| What is expected |
Each line in the entries below that holds the word "username" belongs in the answer.

| Data records |
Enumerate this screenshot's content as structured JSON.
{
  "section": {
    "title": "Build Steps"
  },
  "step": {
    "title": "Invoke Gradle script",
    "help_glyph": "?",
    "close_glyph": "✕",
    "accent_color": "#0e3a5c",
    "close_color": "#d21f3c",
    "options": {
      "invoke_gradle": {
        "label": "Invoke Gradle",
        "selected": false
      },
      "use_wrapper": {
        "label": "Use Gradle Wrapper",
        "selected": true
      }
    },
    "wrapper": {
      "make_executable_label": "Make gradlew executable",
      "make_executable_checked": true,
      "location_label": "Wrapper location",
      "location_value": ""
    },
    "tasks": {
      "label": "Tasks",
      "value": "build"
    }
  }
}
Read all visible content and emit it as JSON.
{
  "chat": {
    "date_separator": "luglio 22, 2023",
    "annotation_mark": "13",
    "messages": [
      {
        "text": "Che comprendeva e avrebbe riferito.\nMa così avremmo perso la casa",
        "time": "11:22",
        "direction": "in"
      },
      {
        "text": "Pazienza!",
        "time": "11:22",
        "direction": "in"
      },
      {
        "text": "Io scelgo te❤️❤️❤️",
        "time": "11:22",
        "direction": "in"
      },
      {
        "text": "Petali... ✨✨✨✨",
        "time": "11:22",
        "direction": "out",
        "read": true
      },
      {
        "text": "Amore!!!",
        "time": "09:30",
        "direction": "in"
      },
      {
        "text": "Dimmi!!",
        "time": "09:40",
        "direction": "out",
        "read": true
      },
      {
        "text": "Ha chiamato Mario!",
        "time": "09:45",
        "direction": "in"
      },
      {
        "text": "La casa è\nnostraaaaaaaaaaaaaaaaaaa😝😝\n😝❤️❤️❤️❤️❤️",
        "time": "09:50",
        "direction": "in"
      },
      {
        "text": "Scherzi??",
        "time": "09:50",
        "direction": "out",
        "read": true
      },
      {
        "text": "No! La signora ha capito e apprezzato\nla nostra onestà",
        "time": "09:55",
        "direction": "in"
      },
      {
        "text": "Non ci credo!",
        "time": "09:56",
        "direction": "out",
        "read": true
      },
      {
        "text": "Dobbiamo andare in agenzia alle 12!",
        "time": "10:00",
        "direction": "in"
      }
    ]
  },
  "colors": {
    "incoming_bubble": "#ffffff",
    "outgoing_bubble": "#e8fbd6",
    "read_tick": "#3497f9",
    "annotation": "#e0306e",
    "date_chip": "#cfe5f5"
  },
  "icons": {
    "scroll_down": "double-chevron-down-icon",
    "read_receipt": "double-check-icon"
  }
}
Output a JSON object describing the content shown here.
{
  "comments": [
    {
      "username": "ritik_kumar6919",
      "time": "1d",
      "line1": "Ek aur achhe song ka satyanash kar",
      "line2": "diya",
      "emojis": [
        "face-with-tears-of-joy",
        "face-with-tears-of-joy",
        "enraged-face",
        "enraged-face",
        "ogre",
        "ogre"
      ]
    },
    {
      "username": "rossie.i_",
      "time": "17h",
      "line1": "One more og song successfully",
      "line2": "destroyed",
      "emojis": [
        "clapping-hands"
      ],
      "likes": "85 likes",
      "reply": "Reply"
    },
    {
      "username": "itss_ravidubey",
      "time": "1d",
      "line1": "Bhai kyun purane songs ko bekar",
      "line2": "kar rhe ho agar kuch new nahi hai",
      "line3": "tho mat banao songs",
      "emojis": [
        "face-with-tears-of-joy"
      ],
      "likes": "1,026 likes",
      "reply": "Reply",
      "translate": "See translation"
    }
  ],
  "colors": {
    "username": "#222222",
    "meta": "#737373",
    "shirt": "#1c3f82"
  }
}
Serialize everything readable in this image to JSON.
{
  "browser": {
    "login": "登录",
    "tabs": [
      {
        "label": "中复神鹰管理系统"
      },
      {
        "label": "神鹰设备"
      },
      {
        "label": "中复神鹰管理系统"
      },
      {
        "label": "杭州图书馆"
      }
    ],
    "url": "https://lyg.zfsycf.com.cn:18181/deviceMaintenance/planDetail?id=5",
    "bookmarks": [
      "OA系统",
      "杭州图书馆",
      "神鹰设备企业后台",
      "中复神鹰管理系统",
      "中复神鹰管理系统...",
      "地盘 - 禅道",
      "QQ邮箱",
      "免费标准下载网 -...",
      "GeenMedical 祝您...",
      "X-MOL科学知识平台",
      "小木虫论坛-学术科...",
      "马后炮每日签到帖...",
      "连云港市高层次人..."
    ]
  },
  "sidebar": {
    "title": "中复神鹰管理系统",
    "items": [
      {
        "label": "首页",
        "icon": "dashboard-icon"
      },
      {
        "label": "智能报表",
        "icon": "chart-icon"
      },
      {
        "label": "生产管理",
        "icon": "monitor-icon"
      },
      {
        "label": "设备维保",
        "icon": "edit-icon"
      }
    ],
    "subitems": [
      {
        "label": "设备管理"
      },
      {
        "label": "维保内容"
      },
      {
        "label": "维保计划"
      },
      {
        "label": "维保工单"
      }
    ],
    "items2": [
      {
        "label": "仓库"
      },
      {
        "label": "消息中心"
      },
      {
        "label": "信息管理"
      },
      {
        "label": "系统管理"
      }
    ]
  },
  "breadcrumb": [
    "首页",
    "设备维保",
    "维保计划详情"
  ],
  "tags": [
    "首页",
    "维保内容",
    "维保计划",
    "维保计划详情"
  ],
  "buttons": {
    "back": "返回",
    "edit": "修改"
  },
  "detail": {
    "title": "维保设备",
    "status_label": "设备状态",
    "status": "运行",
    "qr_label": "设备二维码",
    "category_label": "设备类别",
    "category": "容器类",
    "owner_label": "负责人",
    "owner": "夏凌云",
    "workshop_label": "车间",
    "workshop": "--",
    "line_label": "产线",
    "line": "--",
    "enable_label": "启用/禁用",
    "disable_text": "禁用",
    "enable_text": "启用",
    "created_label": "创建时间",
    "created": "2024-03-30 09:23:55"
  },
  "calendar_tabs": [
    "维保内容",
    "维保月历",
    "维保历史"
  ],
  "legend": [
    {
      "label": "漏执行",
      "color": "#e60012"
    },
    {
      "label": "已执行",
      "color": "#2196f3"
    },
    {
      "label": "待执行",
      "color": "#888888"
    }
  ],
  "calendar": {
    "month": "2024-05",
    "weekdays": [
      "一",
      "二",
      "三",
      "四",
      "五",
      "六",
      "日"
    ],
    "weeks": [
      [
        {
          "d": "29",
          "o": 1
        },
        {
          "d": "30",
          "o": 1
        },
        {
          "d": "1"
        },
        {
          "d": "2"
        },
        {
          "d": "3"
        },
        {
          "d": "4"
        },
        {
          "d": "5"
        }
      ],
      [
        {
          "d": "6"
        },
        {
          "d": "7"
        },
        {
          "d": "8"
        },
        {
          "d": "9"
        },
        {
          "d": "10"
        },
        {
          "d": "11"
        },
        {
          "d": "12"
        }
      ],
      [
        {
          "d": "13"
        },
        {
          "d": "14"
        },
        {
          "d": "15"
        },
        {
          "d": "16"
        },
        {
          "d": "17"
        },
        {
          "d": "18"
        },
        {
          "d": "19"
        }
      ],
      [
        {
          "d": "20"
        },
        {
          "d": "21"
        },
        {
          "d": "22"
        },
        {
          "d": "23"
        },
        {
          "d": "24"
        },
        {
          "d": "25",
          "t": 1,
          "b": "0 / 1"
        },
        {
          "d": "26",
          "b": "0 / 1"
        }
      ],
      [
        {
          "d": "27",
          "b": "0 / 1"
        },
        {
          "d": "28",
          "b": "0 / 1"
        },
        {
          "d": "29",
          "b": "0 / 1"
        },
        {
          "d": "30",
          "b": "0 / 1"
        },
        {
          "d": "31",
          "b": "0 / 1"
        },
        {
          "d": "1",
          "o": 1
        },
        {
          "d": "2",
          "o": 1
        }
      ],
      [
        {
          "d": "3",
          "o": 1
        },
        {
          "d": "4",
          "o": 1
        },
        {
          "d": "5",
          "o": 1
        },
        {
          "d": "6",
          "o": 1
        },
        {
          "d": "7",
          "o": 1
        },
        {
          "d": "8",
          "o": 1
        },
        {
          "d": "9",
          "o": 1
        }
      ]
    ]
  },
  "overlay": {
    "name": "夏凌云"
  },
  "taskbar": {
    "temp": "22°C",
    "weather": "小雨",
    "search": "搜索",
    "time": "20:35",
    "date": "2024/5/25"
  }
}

| Finished task |
      "username": "ritik_kumar6919",
      "username": "rossie.i_",
      "username": "itss_ravidubey",
    "username": "#222222",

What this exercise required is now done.